If you have studied psychology, you may have come across the work of famed American Psychologist Carl Rogers. He was a humanistic psychologist that took the approach of accepting people for who they are and not what they do, known as unconditional positive regard. He worked with children early in his career and wrote the book: The Clinical Treatment of the Problem Child. The theory of his work reminds me of the technique I witness at Eckerd Connects E-Nini-Hassee. Not just in the way I see positive behaviors modeled by the staff, but how hard they work to show each child that she is accepted and loved. With an average length of stay of 10 months, they patiently walk alongside the girls reassuring them that as they build strong connections, they are loved unconditionally. The campers can then move past the shame and guilt from their past behavior and feel that acceptance from their peers and the clinical team. Rogers also said, “The curious paradox is that when I accept myself just as I am, then I can change.” Once you realize you are accepted for who you are and not what you have done, you can feel the power of change within yourself. That moment for each girl is truly emotional and powerful.
I have often heard clinicians or parents tell me they are afraid their clients or daughters will be unwilling to attend the program. It can be very hard to accept the change of leaving home and entering a residential level of care. The very same therapeutic team that works with each family is the same team that they will meet during the admission process. Clinical Supervisor Deb Richmond and Admissions Coordinator Tina Ogden are both licensed clinicians who coordinate each admission to the program. They lead the team in walking with each girl and helping her find her way to accepting herself. They are also there to see each girl graduate from the program. I truly believe this is some of the unique magic of E-Nini-Hassee.

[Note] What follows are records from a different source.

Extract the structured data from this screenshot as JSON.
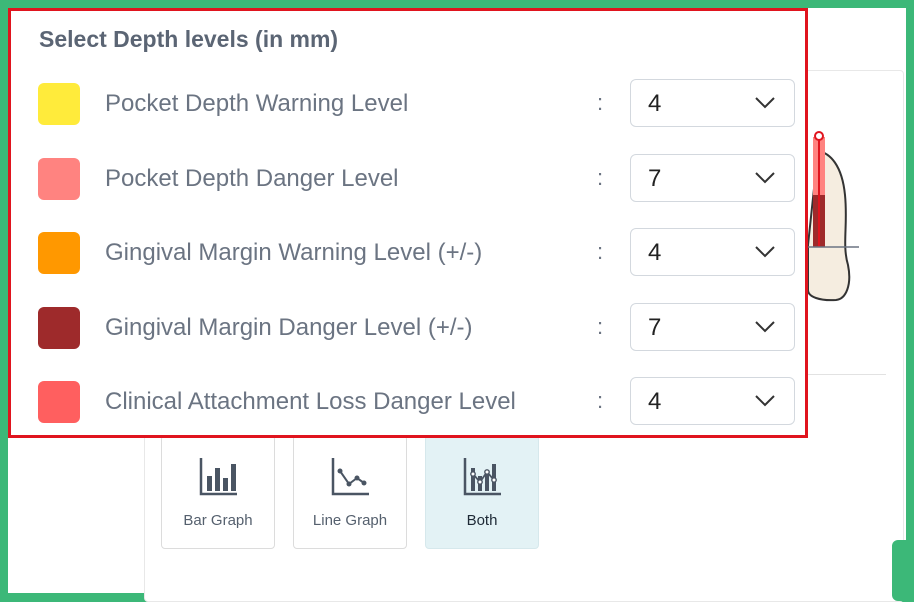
{
  "panel": {
    "title": "Select Depth levels (in mm)",
    "rows": [
      {
        "label": "Pocket Depth Warning Level",
        "color": "#ffeb3b",
        "value": "4"
      },
      {
        "label": "Pocket Depth Danger Level",
        "color": "#ff8380",
        "value": "7"
      },
      {
        "label": "Gingival Margin Warning Level (+/-)",
        "color": "#ff9800",
        "value": "4"
      },
      {
        "label": "Gingival Margin Danger Level (+/-)",
        "color": "#9e2a2b",
        "value": "7"
      },
      {
        "label": "Clinical Attachment Loss Danger Level",
        "color": "#ff5f5f",
        "value": "4"
      }
    ],
    "separator": ":"
  },
  "graph_types": {
    "buttons": [
      {
        "label": "Bar Graph",
        "icon": "bar-chart-icon"
      },
      {
        "label": "Line Graph",
        "icon": "line-chart-icon"
      },
      {
        "label": "Both",
        "icon": "combined-chart-icon",
        "selected": true
      }
    ]
  },
  "colors": {
    "frame": "#3cb878",
    "highlight_border": "#e0141e"
  }
}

“People are just as wonderful as sunsets if you let them be. When I look at a sunset, I don't find myself saying, "Soften the orange a bit on the right hand corner." I don't try to control a sunset. I watch with awe as it unfolds.”-Carl Rogers